PHOENIX – For Arizona sports fans, Doan is a legendary name.
Shane Doan, former Arizona Coyotes captain, was selected seventh overall in the 1995 NHL entry draft by the Winnipeg Jets organization. When the team relocated to Phoenix in 1996, Doan became the face of hockey in the desert. He played just over two decades before the Coyotes retired his number in 2019.
Doan, who is now Chief Hockey Development Officer for the Coyotes, is remembered by fans for more than just his achievements on the ice. He was, and still is, an integral part of hockey in the desert.
But now, there is a new Doan in the desert to watch.
Josh Doan signed his national letter of intent to play hockey at Arizona State in the fall.
Josh, 19, grew up in Arizona.

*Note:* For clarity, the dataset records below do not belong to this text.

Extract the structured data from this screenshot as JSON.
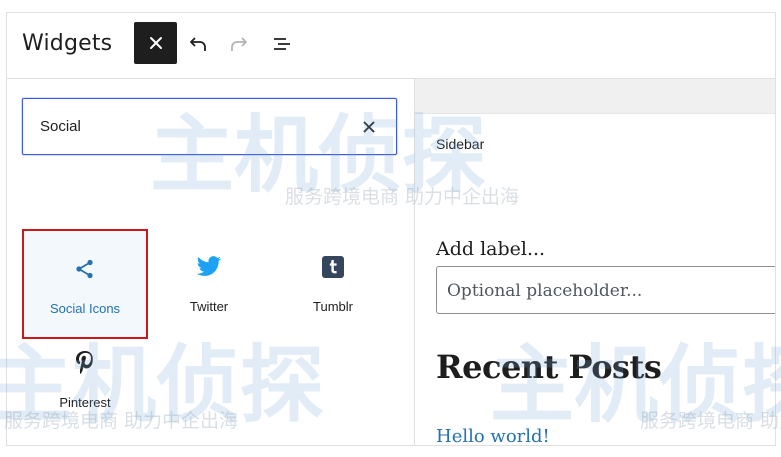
{
  "header": {
    "title": "Widgets",
    "close_icon": "close-icon",
    "undo_icon": "undo-icon",
    "redo_icon": "redo-icon",
    "list_view_icon": "list-view-icon"
  },
  "inserter": {
    "search": {
      "value": "Social",
      "clear_icon": "close-icon"
    },
    "blocks": [
      {
        "label": "Social Icons",
        "icon": "share-icon",
        "selected": true
      },
      {
        "label": "Twitter",
        "icon": "twitter-icon",
        "selected": false
      },
      {
        "label": "Tumblr",
        "icon": "tumblr-icon",
        "selected": false
      },
      {
        "label": "Pinterest",
        "icon": "pinterest-icon",
        "selected": false
      }
    ]
  },
  "canvas": {
    "area_label": "Sidebar",
    "search_widget": {
      "add_label": "Add label...",
      "placeholder": "Optional placeholder..."
    },
    "recent_posts": {
      "heading": "Recent Posts",
      "items": [
        "Hello world!"
      ]
    }
  },
  "watermark": {
    "main": "主机侦探",
    "sub": "服务跨境电商 助力中企出海"
  },
  "colors": {
    "accent": "#3858e9",
    "selected_border": "#cc1818",
    "link": "#2271b1",
    "twitter": "#1da1f2",
    "dark": "#1e1e1e"
  }
}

One of Shane and Andrea’s four kids, he learned to skate as soon as he was able to walk. He watched all of his dad’s games and knew early on he wanted to play hockey.

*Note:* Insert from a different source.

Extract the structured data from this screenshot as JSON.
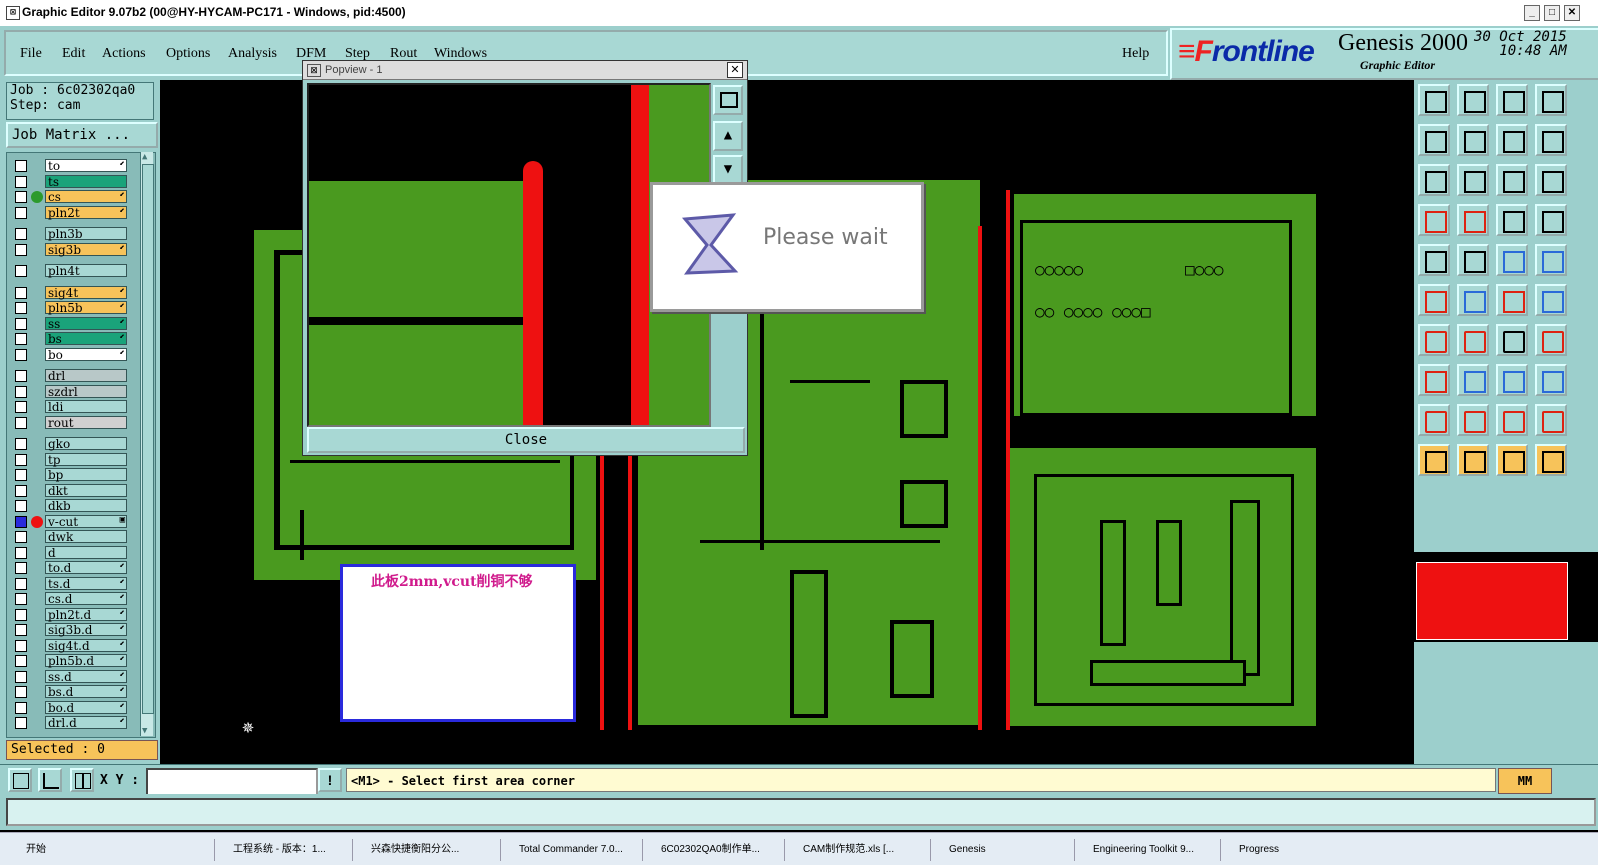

“From the time I was little, hockey has always been my life,” Josh said. “When I was younger I used to cry when my dad’s teammates got traded or when his team lost. I don’t think I had any toys that didn’t relate to hockey. It was all I cared about.”
And growing up in the Valley, his life revolved around the sport.
Josh would go from school to hockey practice to watch his dad’s games. Any free time he had, he would spend shooting pucks in the garage or playing “mini sticks.”
“It’s so cool to be able to follow in my dad’s footsteps,” Josh said.
He may have some big skates to fill, but he does not see that as a challenge.
In the small but growing Arizona hockey community, Josh has always been recognized by his last name. He played in the Junior Coyotes club program through high school, wearing a “C” and No. 19 on his jersey, just like his dad.
In 2017, Josh was drafted by the Kamloops Blazers in the Western Hockey League, the same organization his dad spent three seasons with at the beginning of his professional career. But Josh decided not to play in Kamloops.
“My dad and I followed pretty similar paths,” he said. “But ultimately I chose to play juniors in the U.S. and he played in Canada.”
He settled on the United State Hockey League, instead of in the WHL, so he could maintain his college eligibility. If Josh played on the Kamloops Blazers he would not be able to play NCAA college hockey.
So at 17, Josh transferred from Scottsdale’s Notre Dame Prep High School to online classes and moved across the country to Chicago.
It’s a decision that has ultimately paid off as he will make his college debut as a Sun Devils player later this year.
The 6-foot-3, 180 pound forward is playing his second season for the Chicago Steel in the USHL, where he has notched 65 points in 50 games, including 27 goals, suggesting his work ethic is setting him apart. He is ranked third in the league for points.
“I think something that has helped me grow as a hockey player is being able to learn from my dad and ask him questions about the game or experiences that he had,” Josh said.
After Shane retired from playing hockey, he was able to coach Josh. “That’s when I really got to learn more from him, and his leadership really encouraged me,” Josh said.
Not only does Josh look up to the player Shane was on the ice, but he also looks up to his dad as a role model in all aspects of life.
“Growing up, I saw how hard my dad worked and how much he enjoyed the game,” Josh said. “But I also saw what a good teammate he was and how he treated everyone in his life. That is something I have carried into my life today.”
Shane is remembered for staying hours after games to sign autographs, taking time to talk to any fan who approached him and for being a friend to everyone. And with Josh, the apple doesn’t fall too far from the tree.
“Josh is just a good guy to be around,” said Sam Deckhut, Josh’s former teammate from the Junior Coyotes.
“He always has a big smile on his face and is trying to make everyone feel good about themselves. If you ask any of his teammates they would say the same thing. He puts everyone in front of himself, he is a really selfless guy.”
That sentiment seems to be universal.
“I first met Josh during summer skates a few years ago,” said Jan Jenik, who plays for the Tucson Roadrunners. “I didn’t know a lot of people in Arizona at the time, but Josh and I instantly became friends. He is just one of those guys that you can always count on.
“I am so excited that he is coming back to Arizona, I think that this is a huge opportunity for him. His hard work and commitment is really showing with the season he is having right now.”
After spending two years in Chicago, Josh is not the only one who is excited that he will be back in the desert.
“We are so excited that Josh is going to play at ASU,” said Andrea Doan, Josh’s mom. “He has the opportunity to play in the state that he was born and raised in. And that is something that is really special to his whole family.”
Spending the 2021 season on the road, the Sun Devils went 7-16-3. Josh is one of five freshmen who will join the team in the fall.
While his mom, dad and siblings will be front row cheering him on next season, Josh will also have decades of Coyotes fans watching him continue his dad’s legacy in the desert.